The precision-engineered securement device also proved fastand easy to apply. You can think of the application method by remembering thefour Ps: prep, press, peel, and place. As with any device, of course, youlearn some tricks when using it that are helpful supplements to the instructionsthe company provides. Heres the method weve found that works the best forStatLock IV Ultra:

Prep: After youve done your IVstick, connected the tubing, and disposed of the stylette, use alcohol todegrease the skin on both sides of the catheter hub. Be sure to cover the fullarea where the pads will go, so theyll adhere properly. If clinicallyindicated, follow-up with skin prep to enhance skin protection and adherence.Wait 10 to 15 seconds, or until site is paper dry.

Press: Align the catheter so thepush-tab points upwards. Its very important not to squeeze the retainerclosed; press the retainer over the catheter hub so it captures the push-tab.

Peel: Pinch the devices retainerso that it fits tightly around the catheter hub, and then peel away the paperbacking on the adhesive pads, one side at a time.

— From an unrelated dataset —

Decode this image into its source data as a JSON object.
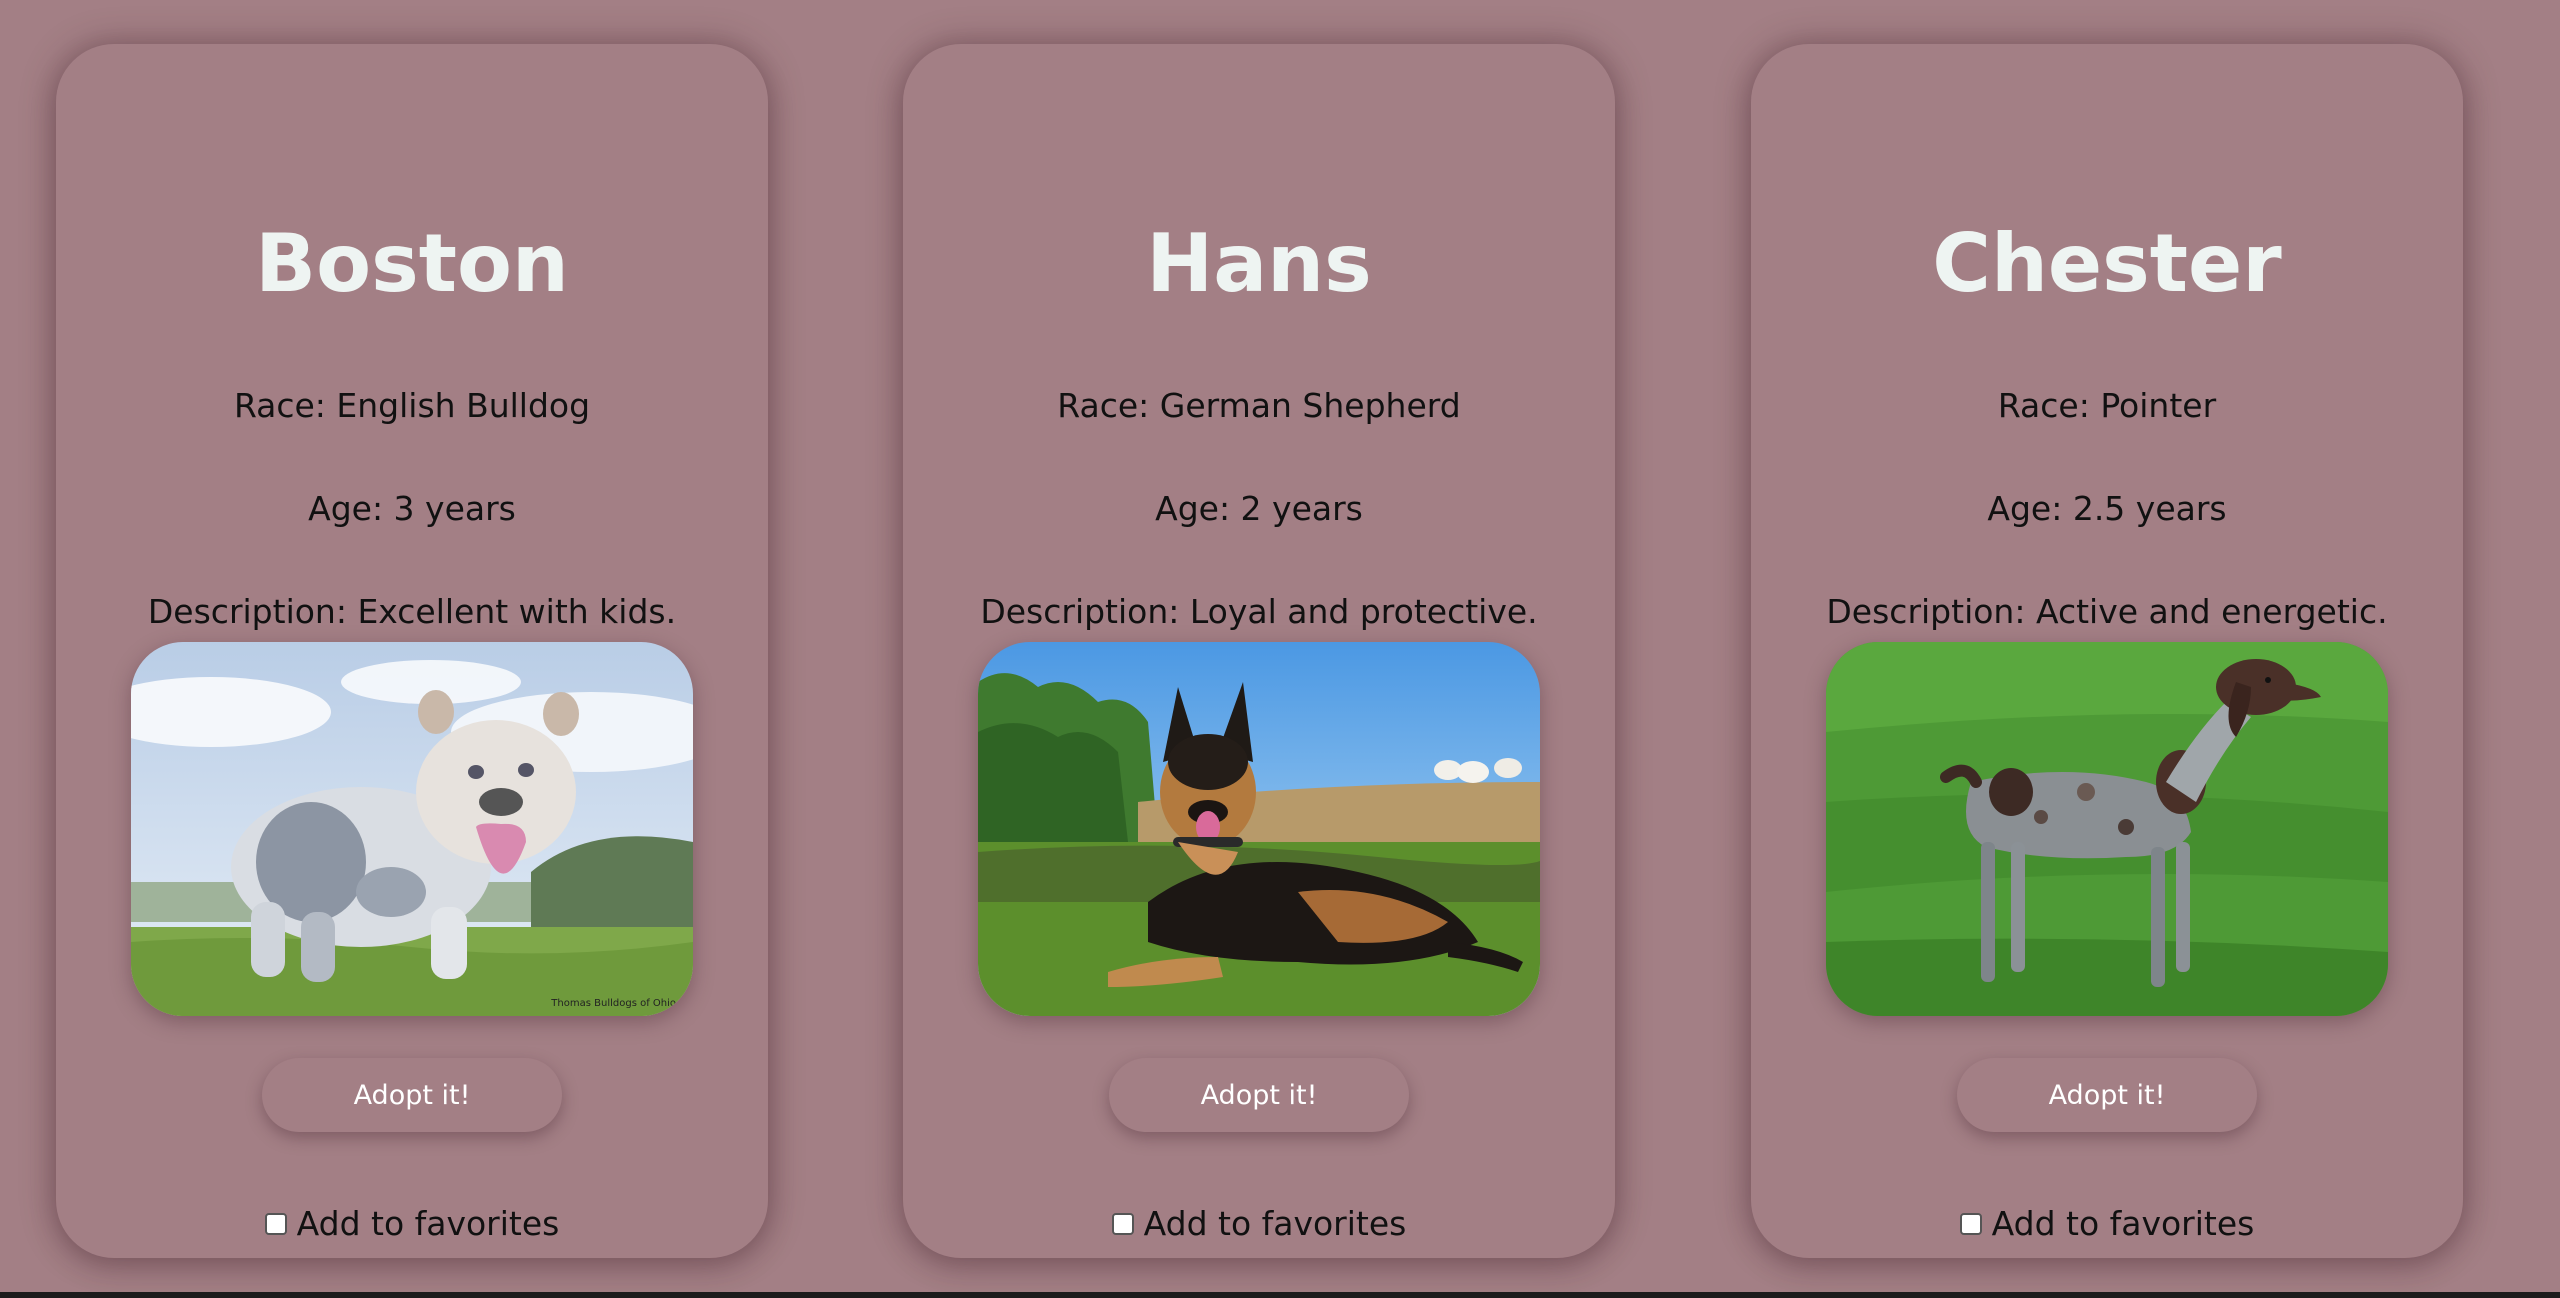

Place: Place each pad on the patientsskin after the backing is peeled. As an option, you can apply a sterile adhesivestrip over the extension set tubing to form a J-loop, as we do; indeed, asterile strip comes with the device for that purpose. If your institutionspolicy requires it, you can then add a sterile occlusive dressing to theinsertion site, which is something we do at Health-First.

The removal process is even easier. Think of the two Ds:dissolve and disengage.

Dissolve: The adhesive dissolves inalcohol, so use a generous amount to loosen the edge of the pad.

Disengage: Disengage the catheterfrom the devices retainer. It will lift up easily if you do this as thedirections say. Never pull up on the pad with force, because that will causediscomfort to the patient and skin tears in patients with fragile skin.

Bonnie Trottier is manager of the IV therapy department atHolmes Regional Medical Center in Melbourne, Fla.